They're all nice little hikes/walks, but are non-events as far as climbing goes.

Staying closer to London, there's nothing close to two thousand feet.

I'd look for a better use of twenty percent of a very short visit.

Posted by
26087 posts

The UK doesn't really do "mountains". Big hills, yes.

Snowdon, while called a mount, is a walk up and down rather than a climb. In fact, because a train runs up to nearly the summit, you only have to walk one or none direction.

kma, you give no hint in your incomplete profile where you are coming from. Are you flatlanders for whom Snowdon will seem like Everest, or are you regular climbers who wouldn't break a sweat?

Posted by
4524 posts

First thing I thought of is the movie "The Englishman that Went up a Hill and Came Down a Mountain." Not a Hugh Grant fan, but it's a great movie.

Posted by
4637 posts

I would not underestimate British mountains. Although not too high in absolute height above see level but they look much bigger especially Scottish ones. You need to be prepared for weather changes etc. Ben Nevis shortened more lives than one would expect considering its height.

Posted by
521 posts

Scotland would be best (here's why), but is too far. Snowden is nearer, but still a bit of a drive and likewise the Lake District.

You may want to take a look at the Peak District, in the centre/north of England, and the Brecon Beacons in south Wales.

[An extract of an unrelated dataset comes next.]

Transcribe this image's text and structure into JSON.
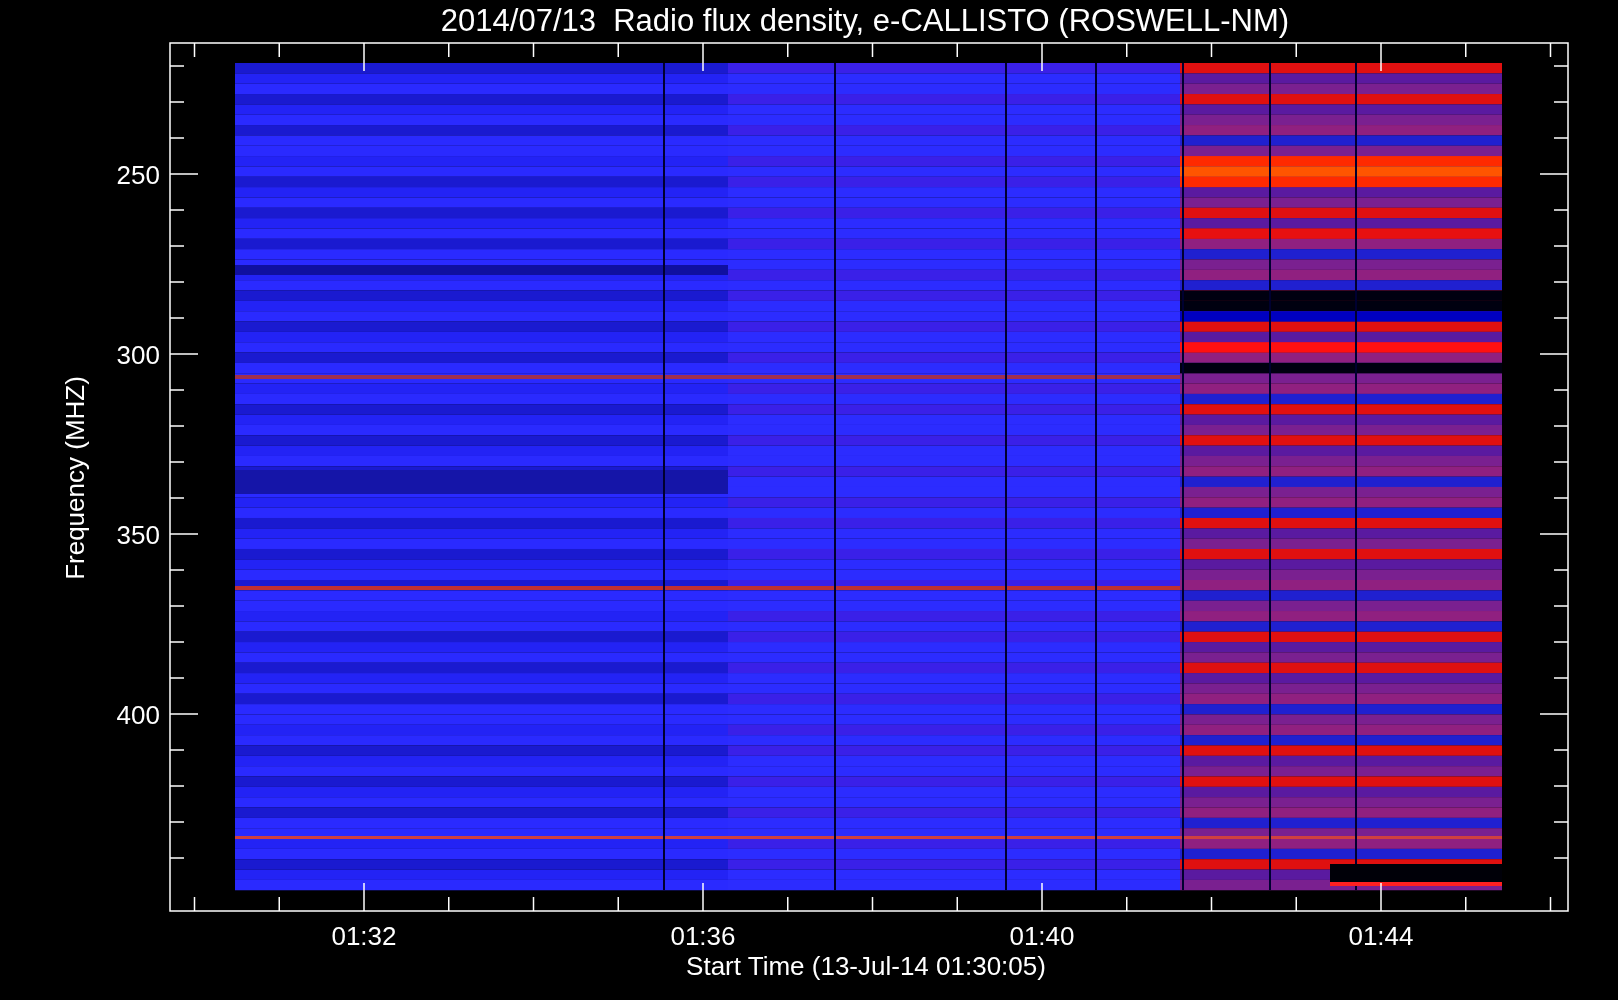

They are roughly 4 hours and 3 hours from London by car and both have lots of walking opportunities that can be very challenging if you want.